=== Task input ===

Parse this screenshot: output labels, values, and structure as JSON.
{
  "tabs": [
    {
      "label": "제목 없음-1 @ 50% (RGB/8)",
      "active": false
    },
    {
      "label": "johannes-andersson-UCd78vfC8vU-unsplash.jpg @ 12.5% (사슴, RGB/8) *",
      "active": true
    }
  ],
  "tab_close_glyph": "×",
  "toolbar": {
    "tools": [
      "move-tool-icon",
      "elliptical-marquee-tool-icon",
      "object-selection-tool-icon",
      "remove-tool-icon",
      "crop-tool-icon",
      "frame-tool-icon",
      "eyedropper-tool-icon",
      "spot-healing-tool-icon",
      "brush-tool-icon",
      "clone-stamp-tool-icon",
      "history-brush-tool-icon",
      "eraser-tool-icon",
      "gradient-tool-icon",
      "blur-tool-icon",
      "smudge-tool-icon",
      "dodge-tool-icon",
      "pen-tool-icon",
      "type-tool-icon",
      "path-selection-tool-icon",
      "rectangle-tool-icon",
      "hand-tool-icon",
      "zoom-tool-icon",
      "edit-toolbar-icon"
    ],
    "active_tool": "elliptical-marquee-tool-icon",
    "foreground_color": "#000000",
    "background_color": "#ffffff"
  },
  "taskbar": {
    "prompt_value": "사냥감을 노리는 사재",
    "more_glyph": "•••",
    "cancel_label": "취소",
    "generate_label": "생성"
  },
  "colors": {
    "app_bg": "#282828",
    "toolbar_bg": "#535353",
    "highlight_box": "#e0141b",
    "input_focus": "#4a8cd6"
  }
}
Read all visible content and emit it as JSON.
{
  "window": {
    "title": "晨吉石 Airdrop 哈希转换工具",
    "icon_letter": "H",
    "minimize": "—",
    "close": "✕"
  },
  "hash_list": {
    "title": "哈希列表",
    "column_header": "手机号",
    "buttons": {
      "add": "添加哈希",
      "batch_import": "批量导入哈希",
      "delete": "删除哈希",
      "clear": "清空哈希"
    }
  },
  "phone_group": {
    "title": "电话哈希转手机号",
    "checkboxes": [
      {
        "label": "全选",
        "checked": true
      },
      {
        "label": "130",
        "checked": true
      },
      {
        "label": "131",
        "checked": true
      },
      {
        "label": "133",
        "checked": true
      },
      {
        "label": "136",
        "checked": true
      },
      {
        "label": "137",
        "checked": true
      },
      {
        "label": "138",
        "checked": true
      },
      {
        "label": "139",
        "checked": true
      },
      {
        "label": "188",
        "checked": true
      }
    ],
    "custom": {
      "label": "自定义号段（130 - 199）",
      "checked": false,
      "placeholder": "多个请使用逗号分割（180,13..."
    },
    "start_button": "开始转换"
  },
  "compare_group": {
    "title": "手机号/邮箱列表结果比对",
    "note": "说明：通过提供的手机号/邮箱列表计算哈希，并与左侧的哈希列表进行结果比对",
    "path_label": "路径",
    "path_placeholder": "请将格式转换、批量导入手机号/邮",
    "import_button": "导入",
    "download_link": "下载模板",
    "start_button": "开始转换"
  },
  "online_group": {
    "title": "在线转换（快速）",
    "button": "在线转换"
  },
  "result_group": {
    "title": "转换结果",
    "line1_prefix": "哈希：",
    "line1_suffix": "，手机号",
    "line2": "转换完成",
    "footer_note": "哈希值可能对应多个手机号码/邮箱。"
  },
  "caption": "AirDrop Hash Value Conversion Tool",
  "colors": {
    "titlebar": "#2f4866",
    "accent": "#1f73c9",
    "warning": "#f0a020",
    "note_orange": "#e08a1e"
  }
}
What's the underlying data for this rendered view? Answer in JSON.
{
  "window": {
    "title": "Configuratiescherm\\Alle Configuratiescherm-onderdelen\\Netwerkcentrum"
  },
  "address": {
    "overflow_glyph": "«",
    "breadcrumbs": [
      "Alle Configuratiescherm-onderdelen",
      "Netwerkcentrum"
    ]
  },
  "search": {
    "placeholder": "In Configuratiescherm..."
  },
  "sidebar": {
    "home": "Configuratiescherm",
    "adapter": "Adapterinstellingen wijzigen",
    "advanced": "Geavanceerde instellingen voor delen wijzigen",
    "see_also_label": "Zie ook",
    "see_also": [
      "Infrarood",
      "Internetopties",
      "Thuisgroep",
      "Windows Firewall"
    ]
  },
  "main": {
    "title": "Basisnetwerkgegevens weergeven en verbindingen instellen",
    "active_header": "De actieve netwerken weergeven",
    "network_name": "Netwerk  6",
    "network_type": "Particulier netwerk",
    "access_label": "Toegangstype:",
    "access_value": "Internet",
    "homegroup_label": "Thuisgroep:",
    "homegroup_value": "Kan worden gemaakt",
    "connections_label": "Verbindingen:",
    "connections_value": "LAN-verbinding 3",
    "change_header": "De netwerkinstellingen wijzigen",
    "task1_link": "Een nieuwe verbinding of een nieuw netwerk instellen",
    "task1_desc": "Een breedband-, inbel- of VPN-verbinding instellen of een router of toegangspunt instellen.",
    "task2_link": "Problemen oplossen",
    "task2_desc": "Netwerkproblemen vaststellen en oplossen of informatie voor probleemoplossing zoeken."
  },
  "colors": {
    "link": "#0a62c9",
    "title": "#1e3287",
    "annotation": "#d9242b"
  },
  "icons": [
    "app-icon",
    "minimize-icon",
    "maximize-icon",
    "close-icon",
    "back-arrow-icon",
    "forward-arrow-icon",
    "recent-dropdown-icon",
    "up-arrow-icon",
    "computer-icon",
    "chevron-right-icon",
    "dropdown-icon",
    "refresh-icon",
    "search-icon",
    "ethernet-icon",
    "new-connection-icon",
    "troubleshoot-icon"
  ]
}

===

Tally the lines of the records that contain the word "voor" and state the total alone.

• Result: 2